“Agreed.” She huffed and marched off, away from my cubicle.
She was later fired.
I’ve been confronted with this issue before, especially now with social media. People have told me to be “smart” or “careful” with what I post. I’ve been told not to get into arguments with people on line.
Here’s the thing: I know I can be better with how I go about things sometimes. I know sometimes my emotions get the best of me. I have my triggers. We all do. Still, I won’t censor myself or tame my fierce. I already told you I’m willing to pay the price. None of us is perfect. We don’t have to be…
Therapist: “Meredith, you got really good at being alone, but something terrible happened to you and they were all there. And they still are.”
Meredith: “Are you saying I can’t be alone anymore?”
Therapist: “No, I think you can. I just don’t think you want to be.”
Grey’s Anatomy Episode: All I Want Is You
I watched this episode last weekend in my partner’s apartment. She isn’t a Grey’s Anatomy watcher but she came into the room just as this scene came on. She leaned on the door frame and watched me while I sniffled. “Hmmm,” she said knowingly. We’d been talking about how I’ve isolated myself since I got back from Tin House and have been digesting the discovery that this memoir is about being unmothered. I didn’t realize these weekly essays would pull so much out of me. I didn’t realize I’d been isolating myself. I’ve gotten so good at being alone…and, yes, it’s true, I don’t want to be, but some habits are so hard to break.
I started therapy today. I didn’t realize I’d write about it until right now that I’m in front of this screen. It was an intake appointment where you address why you’re there, why you’re seeking therapy and what you hope to get out of it.

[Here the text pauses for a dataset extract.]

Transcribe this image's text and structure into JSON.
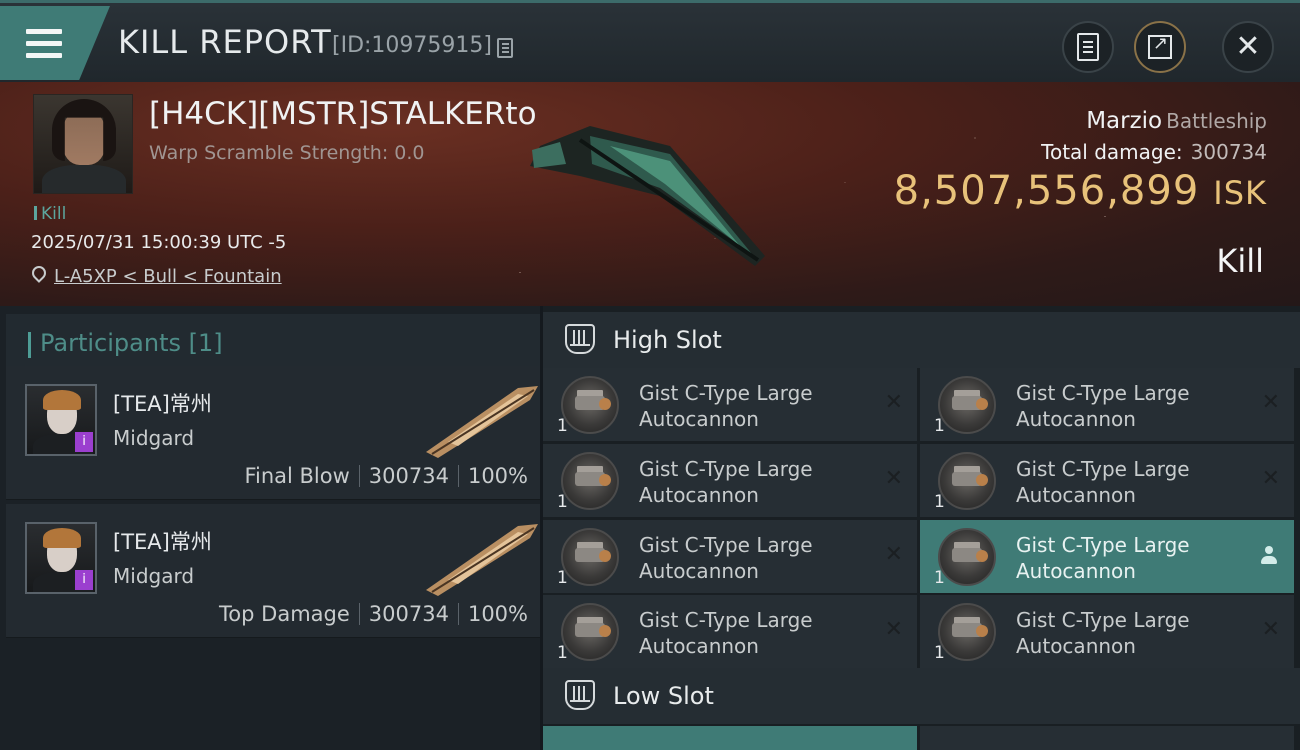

I choked up a few times. I warned the therapist, a gay white guy with soft eyes: “Get used to this. I’m a crier.” We both laughed. He gasped a few times as I told him my history. Said, “I’m so sorry,” when I told him about my brother’s death. “You have no relationship with your mother?” he whispered, his face crestfallen, when I told him about my mother. I appreciated that. I don’t want a therapist that’s so sterile and detached, he doesn’t react to the shit I share.
“It sounds like you’ve been through a lot.” I choked up again. Sometimes I can’t help but think I’m buggin’. I’m overreacting and being overly sensitive. “That’s your mother’s voice in your head.” He swallowed his lips and nodded when he said it. Then he sighed. It was a sad sigh. An “oh my god, I’m so sorry,” sigh. That’s when I decided that I wanted to work with him. Because he has compassion. Because he said what I needed to hear: “that’s your mother’s voice…”

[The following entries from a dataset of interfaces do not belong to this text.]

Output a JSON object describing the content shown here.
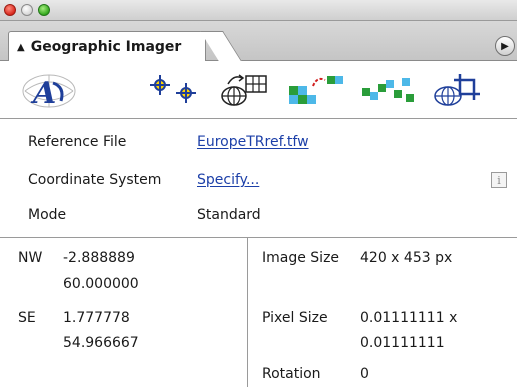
{
  "panel": {
    "tab_label": "Geographic Imager",
    "tab_arrows": "⬍"
  },
  "toolbar": {
    "icons": [
      "geographic-imager-logo",
      "reference-points",
      "georeference",
      "mosaic",
      "transform",
      "tile",
      "crop"
    ]
  },
  "reference_file": {
    "label": "Reference File",
    "value": "EuropeTRref.tfw"
  },
  "coordinate_system": {
    "label": "Coordinate System",
    "value": "Specify...",
    "info_label": "i"
  },
  "mode": {
    "label": "Mode",
    "value": "Standard"
  },
  "corners": {
    "nw_label": "NW",
    "nw_x": "-2.888889",
    "nw_y": "60.000000",
    "se_label": "SE",
    "se_x": "1.777778",
    "se_y": "54.966667"
  },
  "image_info": {
    "size_label": "Image Size",
    "size_value": "420 x 453 px",
    "pixel_label": "Pixel Size",
    "pixel_value_1": "0.01111111 x",
    "pixel_value_2": "0.01111111",
    "rotation_label": "Rotation",
    "rotation_value": "0"
  },
  "colors": {
    "link": "#1c3fa8",
    "close": "#d8271c",
    "zoom": "#32a81c"
  }
}
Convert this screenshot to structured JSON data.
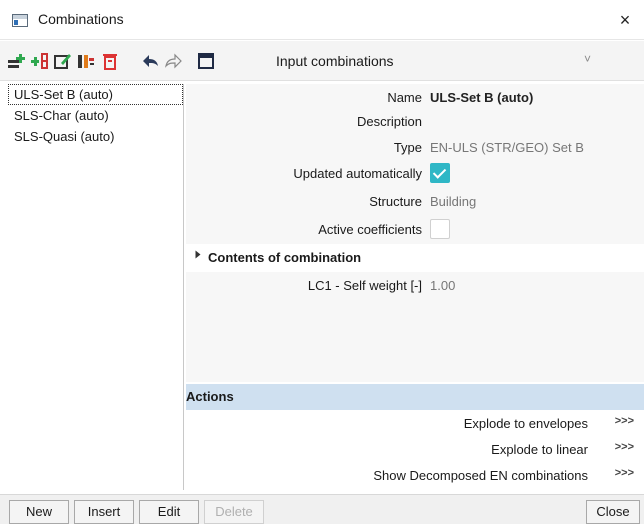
{
  "window": {
    "title": "Combinations",
    "close_glyph": "×"
  },
  "toolbar": {
    "icons": [
      "new-combination-icon",
      "insert-combination-icon",
      "edit-icon",
      "copy-icon",
      "delete-icon",
      "undo-icon",
      "redo-icon",
      "table-view-icon"
    ],
    "combo_label": "Input combinations",
    "combo_chevron": "˅"
  },
  "list": {
    "items": [
      {
        "label": "ULS-Set B (auto)",
        "selected": true
      },
      {
        "label": "SLS-Char (auto)",
        "selected": false
      },
      {
        "label": "SLS-Quasi (auto)",
        "selected": false
      }
    ]
  },
  "properties": {
    "name_label": "Name",
    "name_value": "ULS-Set B (auto)",
    "description_label": "Description",
    "description_value": "",
    "type_label": "Type",
    "type_value": "EN-ULS (STR/GEO) Set B",
    "updated_label": "Updated automatically",
    "updated_checked": true,
    "structure_label": "Structure",
    "structure_value": "Building",
    "active_label": "Active coefficients",
    "active_checked": false
  },
  "contents": {
    "title": "Contents of combination",
    "lc_label": "LC1 - Self weight [-]",
    "lc_value": "1.00"
  },
  "actions": {
    "title": "Actions",
    "items": [
      {
        "label": "Explode to envelopes",
        "go": ">>>"
      },
      {
        "label": "Explode to linear",
        "go": ">>>"
      },
      {
        "label": "Show Decomposed EN combinations",
        "go": ">>>"
      }
    ]
  },
  "buttons": {
    "new": "New",
    "insert": "Insert",
    "edit": "Edit",
    "delete": "Delete",
    "close": "Close"
  },
  "colors": {
    "accent_checkbox": "#2fb7c6",
    "actions_header": "#cfe0f0",
    "toolbar_bg": "#f4f4f4"
  }
}
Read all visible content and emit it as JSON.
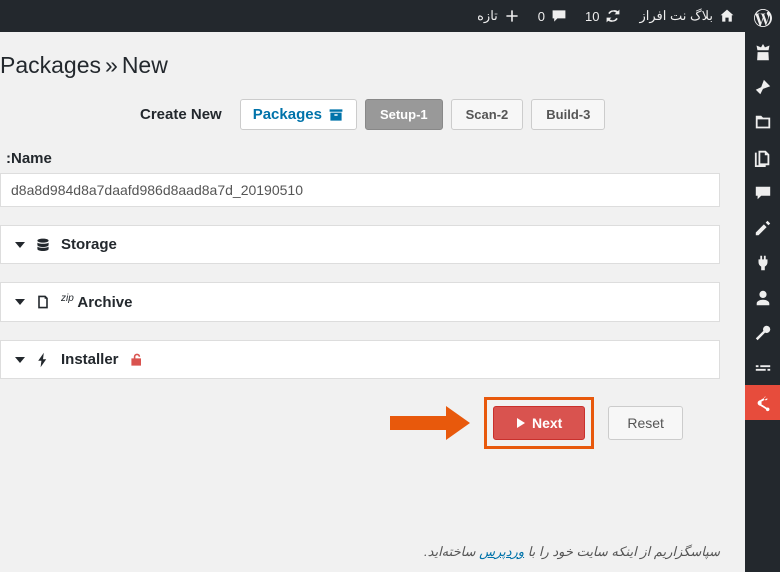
{
  "toolbar": {
    "site_name": "بلاگ نت افراز",
    "updates_count": "10",
    "comments_count": "0",
    "new_label": "تازه"
  },
  "page_title": {
    "main": "Packages",
    "sep": "»",
    "sub": "New"
  },
  "tabs": {
    "create_new": "Create New",
    "packages": "Packages",
    "step1": "Setup",
    "step1_num": "-1",
    "step2": "Scan",
    "step2_num": "-2",
    "step3": "Build",
    "step3_num": "-3"
  },
  "name_label": "Name",
  "name_value": "d8a8d984d8a7daafd986d8aad8a7d_20190510",
  "sections": {
    "storage": "Storage",
    "archive": "Archive",
    "archive_zip": "zip",
    "installer": "Installer"
  },
  "buttons": {
    "next": "Next",
    "reset": "Reset"
  },
  "footer": {
    "t1": "سپاسگزاریم از اینکه سایت خود را با ",
    "link": "وردپرس",
    "t2": " ساخته‌اید."
  }
}
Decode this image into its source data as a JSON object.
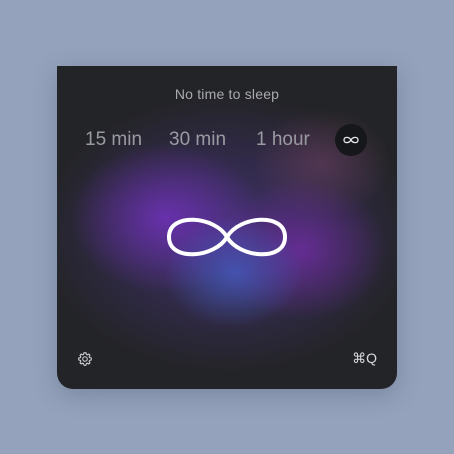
{
  "title": "No time to sleep",
  "durations": [
    {
      "label": "15 min"
    },
    {
      "label": "30 min"
    },
    {
      "label": "1 hour"
    }
  ],
  "selected_option": "infinite",
  "icons": {
    "infinite_option": "infinity-icon",
    "main": "infinity-icon",
    "settings": "gear-icon"
  },
  "quit_shortcut": "⌘Q",
  "colors": {
    "background": "#94a3bb",
    "panel": "#232427",
    "glow_purple": "#7832c8",
    "glow_blue": "#465fc8"
  }
}
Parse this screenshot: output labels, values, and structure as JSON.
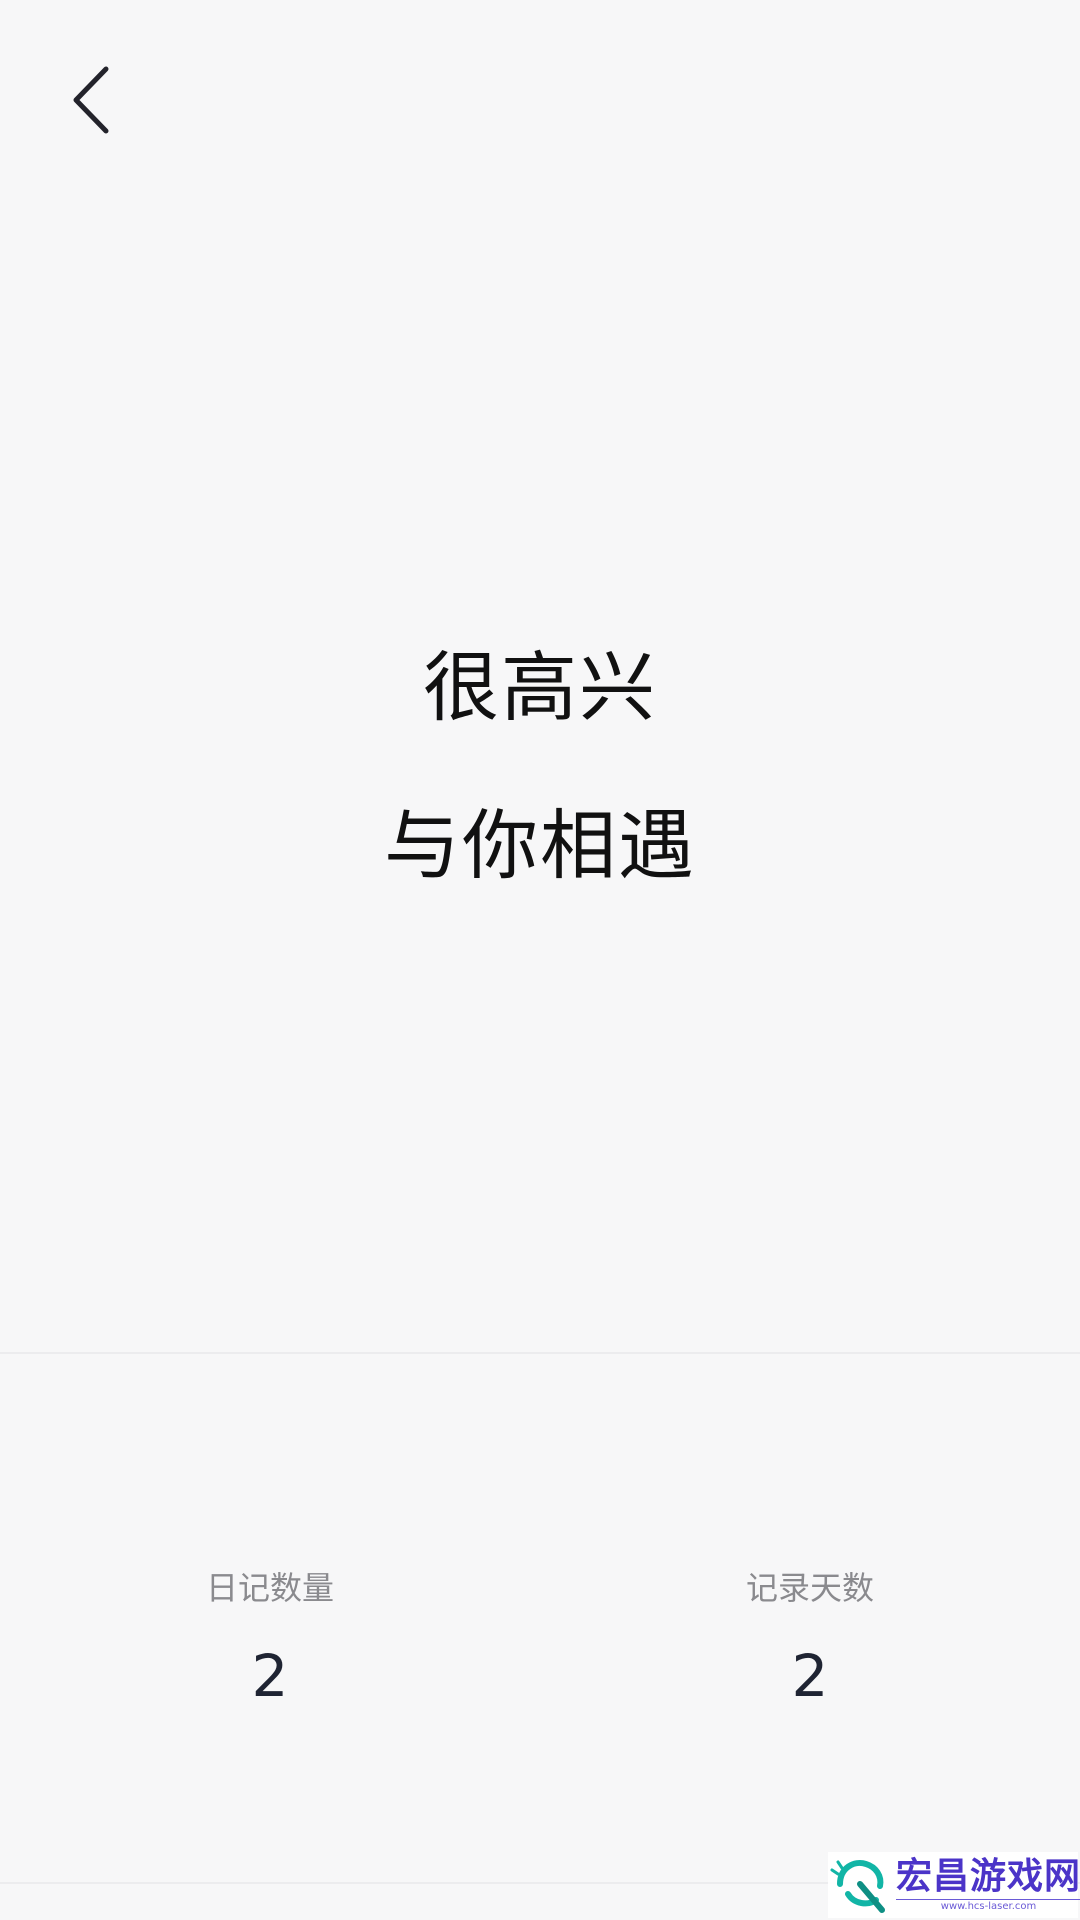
{
  "nav": {
    "back_icon": "chevron-left-icon"
  },
  "greeting": {
    "line1": "很高兴",
    "line2": "与你相遇"
  },
  "stats": [
    {
      "label": "日记数量",
      "value": "2"
    },
    {
      "label": "记录天数",
      "value": "2"
    }
  ],
  "watermark": {
    "title": "宏昌游戏网",
    "url": "www.hcs-laser.com",
    "logo_color": "#12b5a6",
    "title_color": "#4b34c8"
  },
  "colors": {
    "background": "#f7f7f8",
    "greeting_text": "#111111",
    "stat_label": "#8a8a8e",
    "stat_value": "#1f2433"
  }
}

The kindness of strangers…
Today, as I sit here and take in this week and all these epiphanies, I stare at the signs spirit is sending me and I feel more sure of myself than I have in a while. I think of Viola Davis and her definition of a hero. I don’t know if I’ve ever felt like a hero but I certainly know what it is to struggle and to overcome. I know what it feels like to know that you’ve survived some real shit and everything else is miniscule in comparison. I know that I’m ready to heal and share my life. I’m taking steps in my self-care that feel promising. I’m proud of myself right now. I feel like a bad ass. I’m singing Ice Cube’s Today Was a Good Day in my head, imagining myself in a top down green Impala, driving down Bushwick Avenue. Silly, maybe, but it makes me giggle and I’ve earned that giggle. Maybe I am a hero, after all.